Tzfat is the place where the drug addicts who wander the streets say "thank God" when someone gives them some food, and even (sometimes) say the proper blessings over the food before they eat.

Tzfat is the town which is often compared to the mythical town of Chelm in old Yiddish stories, where everything seems upside-down, but somehow comes out all right -- centuries of mountain air seem to have made people rather light-headed here, but in a good way.

It's not for everyone, I have said millions of times, but Kabbalah or not, there's something about Tzfat that draws people, and one doesn't have to have a degree in Kabbalah study to feel it.

Friday, June 05, 2009

Puppy Mill

Tzfat seems to have a different sort of puppy least in my neighborhood, where the proliferation of formerly-abandoned dogs who now have homes has skyrocketed over the past year.

At one time, we were the only family on the street with a dog, Sparky (z"l), who we found while driving out near the Ein Zeitim park one afternoon. Sparky was rather a curiosity, a lively terrier-type who followed me around endlessly and never seemed to want or need anything except a pat and some nourishment.

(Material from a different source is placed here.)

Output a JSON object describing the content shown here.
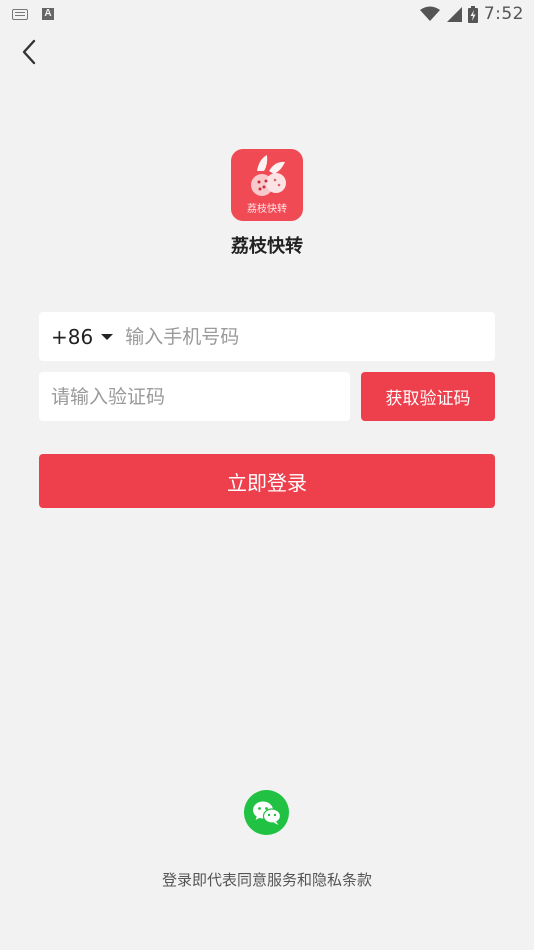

Next came Angora, who I found rumaging near a trash dumpster one day. A more-or-less daushaund puppy,I brought her home convinced that I'd have no trouble finding a home for her. She lived with us for about 10 years, by which time there were other pooches in the neighborhood.

These dogs were followed by Lena (we took her to a shelter near Tzfat which promises to find the animals homes), Lola (now "Nala", living in Modi'in), Lucy (my daughter's dog, a crazy German Shepard who certainly has several of a cat's 9 lives -- a lady near the police station asked for her), Joey (now happily settled in Shorshim) and a host of others who I can't even remember (even though I paid to have them spayed and one, Nachman, to have his tooth fixed)

I figure that if I kick off and there's a question about whether I get in Up Above, any acts of kindness towards the abandoned animals might help the pendulum swing in my direction.

Of course, the fact that I'm a total sucker might help explain it too.